# REQUIRED ACTION:
Please find the lines in the following records that hold "profile", and copy them.
+ + + + +
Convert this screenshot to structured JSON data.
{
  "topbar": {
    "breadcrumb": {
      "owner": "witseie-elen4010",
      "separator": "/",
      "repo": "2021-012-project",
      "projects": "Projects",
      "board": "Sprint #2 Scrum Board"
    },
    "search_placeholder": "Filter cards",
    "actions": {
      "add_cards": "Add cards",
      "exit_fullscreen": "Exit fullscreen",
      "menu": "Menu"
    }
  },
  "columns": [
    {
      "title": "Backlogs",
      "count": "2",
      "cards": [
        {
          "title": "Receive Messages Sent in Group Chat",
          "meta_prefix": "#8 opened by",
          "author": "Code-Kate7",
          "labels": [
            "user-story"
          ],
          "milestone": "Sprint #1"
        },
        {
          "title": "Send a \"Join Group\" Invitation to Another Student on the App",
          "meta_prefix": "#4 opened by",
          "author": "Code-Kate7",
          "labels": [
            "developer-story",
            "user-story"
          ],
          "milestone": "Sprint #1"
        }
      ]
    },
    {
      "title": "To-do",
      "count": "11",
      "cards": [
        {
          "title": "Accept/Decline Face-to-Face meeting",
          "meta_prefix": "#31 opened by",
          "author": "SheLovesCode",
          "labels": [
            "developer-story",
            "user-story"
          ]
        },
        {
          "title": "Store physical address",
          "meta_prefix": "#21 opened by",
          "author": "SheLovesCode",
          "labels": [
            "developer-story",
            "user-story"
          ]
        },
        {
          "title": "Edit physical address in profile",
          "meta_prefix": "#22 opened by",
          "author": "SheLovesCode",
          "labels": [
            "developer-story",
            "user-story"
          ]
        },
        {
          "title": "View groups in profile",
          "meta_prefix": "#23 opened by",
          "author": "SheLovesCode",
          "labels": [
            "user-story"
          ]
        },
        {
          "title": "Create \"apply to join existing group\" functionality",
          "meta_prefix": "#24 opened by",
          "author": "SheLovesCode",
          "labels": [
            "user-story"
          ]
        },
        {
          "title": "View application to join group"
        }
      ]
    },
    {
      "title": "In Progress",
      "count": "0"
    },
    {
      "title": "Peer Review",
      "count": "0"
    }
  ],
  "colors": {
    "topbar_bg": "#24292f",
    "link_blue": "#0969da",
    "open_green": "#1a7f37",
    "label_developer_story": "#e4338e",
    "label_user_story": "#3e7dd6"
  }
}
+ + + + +
# TASK RESULT:
          "title": "Edit physical address in profile",
          "title": "View groups in profile",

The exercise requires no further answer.